Name: Clear the Table
Objective: Find and push objects off of a low platform. The robot that pushes off the most objects in the least amount of time (up to 2 minutes) wins.
Challenges: Sensing the edge of the ring; using sensors to detect different kinds of objects; switching the robot between find-push-retreat modes; making a plow for the front of the robot; making the objects to push off the table; making the playing field platform.
About the Robots
- Use a Parallax Boe-Bot, ActivityBot, Shield-Bot or SumoBot chassis-based robot.
- Contestants in each match must use the same servos to keep top-speed-capability similar:
- Parallax Continuous Rotation servos powered with regulated 5 VDC
- Parallax High Speed servos powered with 7.5 VDC
- This challenge is for autonomous robots — no remote control devices!
- You can use any combination of sensors to your robot that you want, such as:
- IR emitter/receiver object detectors (included in the Boe-Bot style kits)
- Whisker sensors (included in the Boe-Bot style kits)
- QTI Line Follower kit (QTI sensors included in SumoBot kits)
- Ping))) Ultrasonic Distance Sensor and Mounting Bracket Kit
- Sharp IR Sensor kit
- 2-axis or 3-axis accelerometer
- Vibra-tab sensors
- Color sensors
- You can make a custom plow attachment for the front of your robot:
- It can be made of any material that does not damage the table or the objects.
- It can be up to 12 cm wide, 12 cm tall, and can stick out in front of the robot up to 6 cm.
- It can be incorporated into the robot’s sensor system.
- It cannot be motorized.
About the Playing Field
- The playing field is table is 77 cm round and at least 5 cm tall. The surface is hard and smooth with a black finish that does not reflect infrared light (such as matte paint, rubber, or vinyl). There is a white IR-reflective band around the edge of the top of the table, 2.5 cm wide.
- Eight objects are placed on the table for the robot to push off.

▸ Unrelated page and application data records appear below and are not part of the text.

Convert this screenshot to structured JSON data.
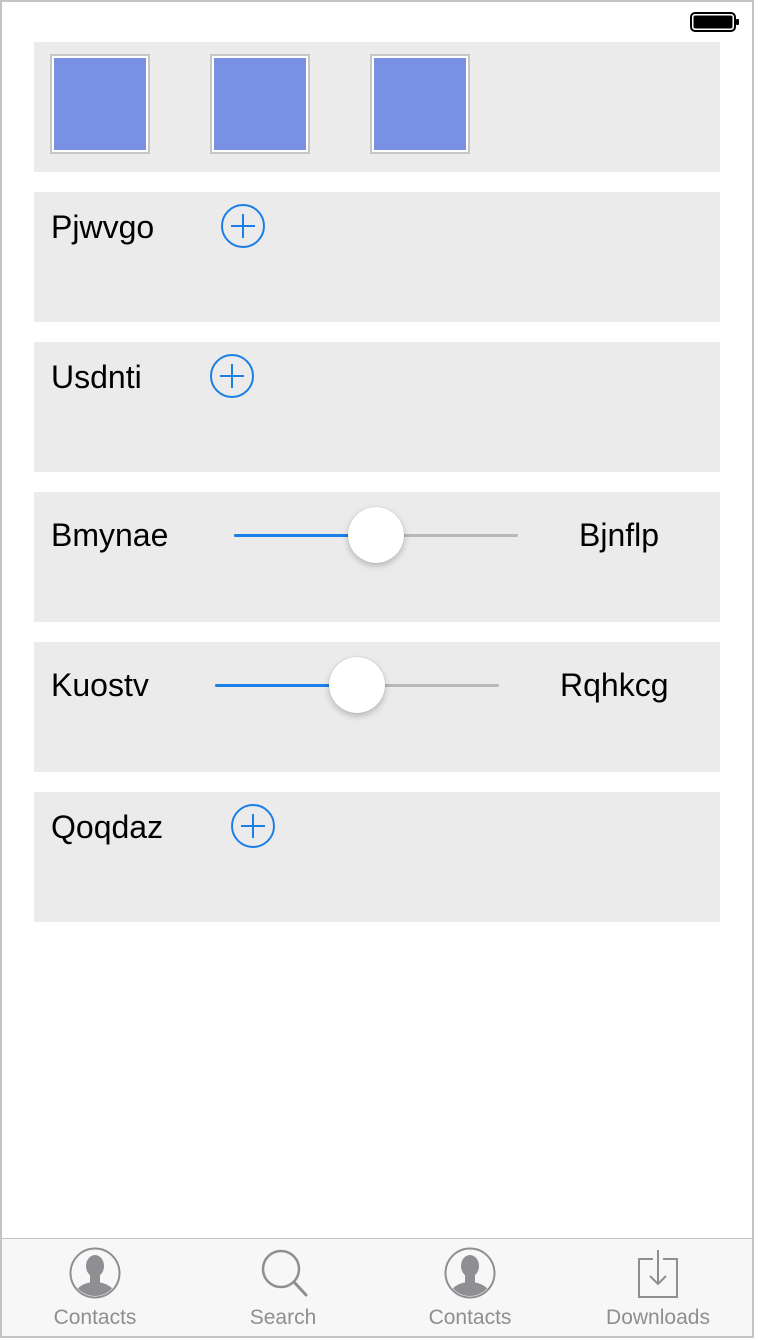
{
  "status_bar": {
    "battery_icon": "battery-icon"
  },
  "image_row": {
    "images": [
      {
        "icon": "image-thumbnail"
      },
      {
        "icon": "image-thumbnail"
      },
      {
        "icon": "image-thumbnail"
      }
    ]
  },
  "rows": [
    {
      "label": "Pjwvgo",
      "action_icon": "plus-circle-icon"
    },
    {
      "label": "Usdnti",
      "action_icon": "plus-circle-icon"
    },
    {
      "label": "Bmynae",
      "slider_value": 0.5,
      "end_label": "Bjnflp"
    },
    {
      "label": "Kuostv",
      "slider_value": 0.5,
      "end_label": "Rqhkcg"
    },
    {
      "label": "Qoqdaz",
      "action_icon": "plus-circle-icon"
    }
  ],
  "tab_bar": {
    "tabs": [
      {
        "label": "Contacts",
        "icon": "contacts-icon"
      },
      {
        "label": "Search",
        "icon": "search-icon"
      },
      {
        "label": "Contacts",
        "icon": "contacts-icon"
      },
      {
        "label": "Downloads",
        "icon": "downloads-icon"
      }
    ]
  },
  "colors": {
    "accent": "#1a7fe8",
    "card_background": "#ebebeb",
    "tab_inactive": "#8e8e93",
    "image_fill": "#7891e4",
    "slider_track": "#b8b8b8"
  }
}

A timekeeper places the objects on the table in a random arrangement before each round. See Game Variation Ideas below for object ideas.
About the Game
- The timekeeper marks the start and end of each round, recording how long each one lasts (up to 2 minutes).
- A player puts a robot anywhere on the table, and when the timekeeper says “Go” the player starts the robot and cannot touch it again until the round is over.
- The round ends when one of these three things happens:
- The robot pushes all of the objects off of the table.
- The robot falls off of the table and touches the surface below.
- The timekeeper indicates 2 minutes are up.
- 1 point given for each object pushed off of the table.
- In the case of a tie, the robot with the shorter round time wins.
- In the case of a tie of both score and time, hold a rematch until there is a clear winner.
Game Variation Ideas
- Easy game: Make the objects easy to detect — identical, white, smooth round cylinders with closed tops and bottoms, about 4 cm wide and 10 cm tall. If using empty bottles or cans wrapped in copier paper, try putting a few pebbles in them so there is a little weight to them.
- Hard game: Use a variety of objects with different physical properties that make them harder to detect — different shapes, sizes, materials, textures, colors, and weights. Try dark, fuzzy stuffed animals and open-ended tubes lying on their sides, for example.
- Second-chance game: Make the table very low, about 1 cm. Deduct 1 point from the score each time a robot goes over the edge of the table and touches the surface below, but do not stop the round — if it can get back on the table the round will continue. In this scenario, it might be useful to consider the color of the surface under the table.
- Table variations: Consider using a white table with a black edge. Or, consider a square table and the challenges presented by placing objects in the corners.